ASSIGNED TASK:
What is needed is an exact copy of every record below.

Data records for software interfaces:
* * *
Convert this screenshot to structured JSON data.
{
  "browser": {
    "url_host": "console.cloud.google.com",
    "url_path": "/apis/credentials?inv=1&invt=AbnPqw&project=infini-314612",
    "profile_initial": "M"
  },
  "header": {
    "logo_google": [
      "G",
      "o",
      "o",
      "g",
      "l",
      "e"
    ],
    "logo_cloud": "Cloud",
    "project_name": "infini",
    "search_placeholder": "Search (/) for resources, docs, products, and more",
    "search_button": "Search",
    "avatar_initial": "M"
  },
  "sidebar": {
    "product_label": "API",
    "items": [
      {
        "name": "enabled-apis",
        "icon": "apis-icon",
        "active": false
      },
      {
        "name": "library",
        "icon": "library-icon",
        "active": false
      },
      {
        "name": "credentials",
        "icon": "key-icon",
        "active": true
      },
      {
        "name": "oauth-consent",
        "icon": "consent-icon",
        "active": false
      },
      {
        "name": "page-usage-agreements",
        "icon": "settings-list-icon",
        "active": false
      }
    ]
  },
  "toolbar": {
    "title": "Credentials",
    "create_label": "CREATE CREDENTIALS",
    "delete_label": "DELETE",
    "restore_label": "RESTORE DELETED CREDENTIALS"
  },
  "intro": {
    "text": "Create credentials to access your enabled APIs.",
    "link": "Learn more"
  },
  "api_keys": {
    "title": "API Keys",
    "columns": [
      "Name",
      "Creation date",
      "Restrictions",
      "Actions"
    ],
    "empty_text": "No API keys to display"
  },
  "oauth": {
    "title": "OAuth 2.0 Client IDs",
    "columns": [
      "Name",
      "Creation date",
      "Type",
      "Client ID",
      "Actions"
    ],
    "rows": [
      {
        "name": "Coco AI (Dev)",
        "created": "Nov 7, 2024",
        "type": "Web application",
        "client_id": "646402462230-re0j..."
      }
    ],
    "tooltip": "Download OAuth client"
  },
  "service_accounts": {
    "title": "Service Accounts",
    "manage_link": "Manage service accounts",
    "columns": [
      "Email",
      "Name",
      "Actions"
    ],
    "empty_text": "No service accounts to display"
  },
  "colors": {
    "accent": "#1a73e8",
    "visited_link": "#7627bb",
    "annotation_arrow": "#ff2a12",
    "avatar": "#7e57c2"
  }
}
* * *
WRITTEN RESPONSE:
Convert this screenshot to structured JSON data.
{
  "browser": {
    "url_host": "console.cloud.google.com",
    "url_path": "/apis/credentials?inv=1&invt=AbnPqw&project=infini-314612",
    "profile_initial": "M"
  },
  "header": {
    "logo_google": [
      "G",
      "o",
      "o",
      "g",
      "l",
      "e"
    ],
    "logo_cloud": "Cloud",
    "project_name": "infini",
    "search_placeholder": "Search (/) for resources, docs, products, and more",
    "search_button": "Search",
    "avatar_initial": "M"
  },
  "sidebar": {
    "product_label": "API",
    "items": [
      {
        "name": "enabled-apis",
        "icon": "apis-icon",
        "active": false
      },
      {
        "name": "library",
        "icon": "library-icon",
        "active": false
      },
      {
        "name": "credentials",
        "icon": "key-icon",
        "active": true
      },
      {
        "name": "oauth-consent",
        "icon": "consent-icon",
        "active": false
      },
      {
        "name": "page-usage-agreements",
        "icon": "settings-list-icon",
        "active": false
      }
    ]
  },
  "toolbar": {
    "title": "Credentials",
    "create_label": "CREATE CREDENTIALS",
    "delete_label": "DELETE",
    "restore_label": "RESTORE DELETED CREDENTIALS"
  },
  "intro": {
    "text": "Create credentials to access your enabled APIs.",
    "link": "Learn more"
  },
  "api_keys": {
    "title": "API Keys",
    "columns": [
      "Name",
      "Creation date",
      "Restrictions",
      "Actions"
    ],
    "empty_text": "No API keys to display"
  },
  "oauth": {
    "title": "OAuth 2.0 Client IDs",
    "columns": [
      "Name",
      "Creation date",
      "Type",
      "Client ID",
      "Actions"
    ],
    "rows": [
      {
        "name": "Coco AI (Dev)",
        "created": "Nov 7, 2024",
        "type": "Web application",
        "client_id": "646402462230-re0j..."
      }
    ],
    "tooltip": "Download OAuth client"
  },
  "service_accounts": {
    "title": "Service Accounts",
    "manage_link": "Manage service accounts",
    "columns": [
      "Email",
      "Name",
      "Actions"
    ],
    "empty_text": "No service accounts to display"
  },
  "colors": {
    "accent": "#1a73e8",
    "visited_link": "#7627bb",
    "annotation_arrow": "#ff2a12",
    "avatar": "#7e57c2"
  }
}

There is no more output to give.